And the third is resilience. After I started I got adopted by a Brazilian dude who - among many other things he taught me - explained he was going to help me by holding me down and smothering me until I learned to stop freaking out. And it worked, maybe not from his lessons, but in general: today I think I handle stress so much better not because I go to training and take it out on people, but because through putting myself under regular physical pressure I've learned to manage all the chemical and physical alerts your body throws at you when you feel afraid. I also can't overstate how much I have gained in physical confidence. It's not just the mind-body connection I've developed, where I can tell my body to do something and miraculously it does; it's also that now that my body is honed for a purpose I can stop thinking of it as an aesthetic object to despair over. I might not have articulated it in the way Ronda Rousey did, but I get where she is coming from:
I have this one term for the kind of woman that my mother raised me to not be. And I call it a do-nothing bitch. A kind of chick that just tries to be pretty and be taken care of by somebody else. That's why I think it's hilarious when people say my body looks masculine or something like that. Listen, just because my body was developed for a purpose other than fucking millionaires, doesn't mean it's masculine. I think it's femininely badass as fuck because there's not a single muscle in my body that isn't for a purpose. Because I'm not a do-nothing bitch.

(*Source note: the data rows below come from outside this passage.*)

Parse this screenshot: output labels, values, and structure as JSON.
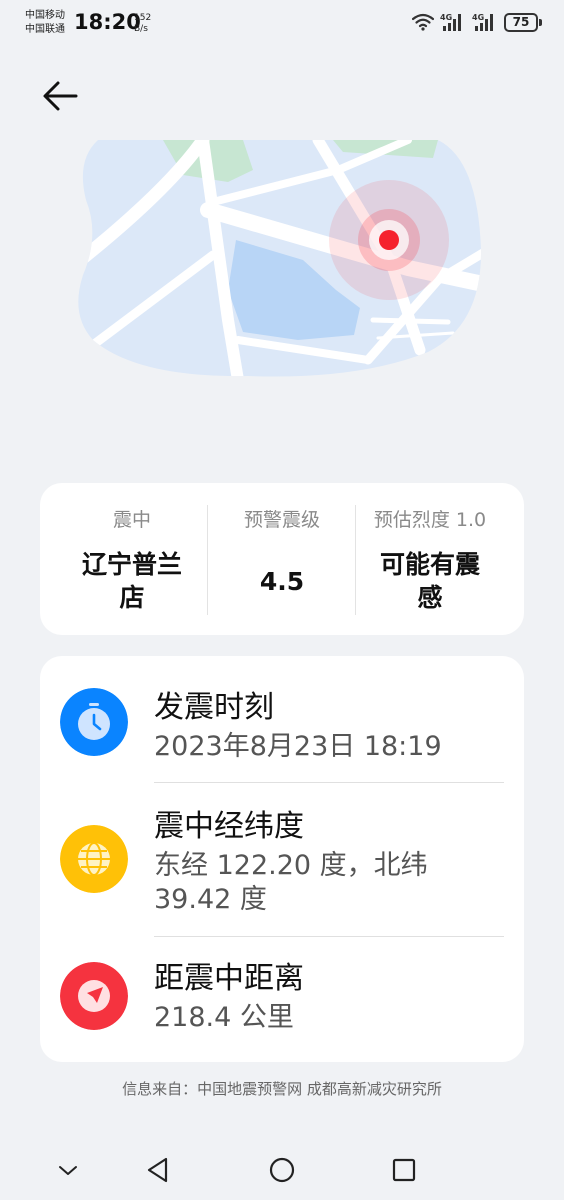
{
  "status_bar": {
    "carrier_1": "中国移动",
    "carrier_2": "中国联通",
    "time": "18:20",
    "net_speed_value": "152",
    "net_speed_unit": "B/s",
    "signal_1_label": "4G",
    "signal_2_label": "4G",
    "battery_level": "75"
  },
  "map": {
    "epicenter_marker": "red-dot-pulse"
  },
  "summary": {
    "epicenter_label": "震中",
    "epicenter_value": "辽宁普兰店",
    "magnitude_label": "预警震级",
    "magnitude_value": "4.5",
    "intensity_label": "预估烈度 1.0",
    "intensity_value": "可能有震感"
  },
  "details": [
    {
      "icon": "stopwatch-icon",
      "color": "#0a84ff",
      "title": "发震时刻",
      "value": "2023年8月23日 18:19"
    },
    {
      "icon": "globe-icon",
      "color": "#ffc107",
      "title": "震中经纬度",
      "value": "东经 122.20 度，北纬 39.42 度"
    },
    {
      "icon": "navigation-arrow-icon",
      "color": "#f5333f",
      "title": "距震中距离",
      "value": "218.4 公里"
    }
  ],
  "source": "信息来自：中国地震预警网 成都高新减灾研究所",
  "colors": {
    "background": "#f0f2f5",
    "card": "#ffffff",
    "accent_red": "#f5333f",
    "accent_blue": "#0a84ff",
    "accent_yellow": "#ffc107"
  }
}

There is so much more I could say to you about jiu jitsu. I could talk to you about how I think this whole "it helps a smaller person defeat a bigger person" thing is bullshit (newsflash: a bigger person will always be bigger than you and if they land on top of you - well, maybe having excellent guard retention is going to help me out, but the likelihood I'm going to triumphantly rear-naked choke a 90kg assailant in the street and run off with his pants is fuck-all). I could talk about how new it is as a code, and how the whakapapa of the community fascinates me. I could talk about how I could still never hit or kick someone for fun, but for some reason entangling a guy's leg then trying to break open their knee joint is my idea of a great night out.

But the whole point of this newsletter was actually to get you to this point. Before Grantland closed David Samuels wrote an extraordinary piece for the site called One Hundred Years of Arm BarsMore like a short book than an essay, it chronicles the key family in Brazlian jiu jitsu, the Gracie dynasty, and the evolution of the sport from judo to a more ground-based practice through the 20th century to its incorporation in the commercially-driven MMA environment. Detailed, poetic and quietly violent - it's everything you want BJJ to be.

*Grappling Sports Wellington. Or Gospel Singers Wellington. Whatever you like: we are not a school that bows before they get on the mat.
*'Rolling' is sparring; 'drilling' is learning a move.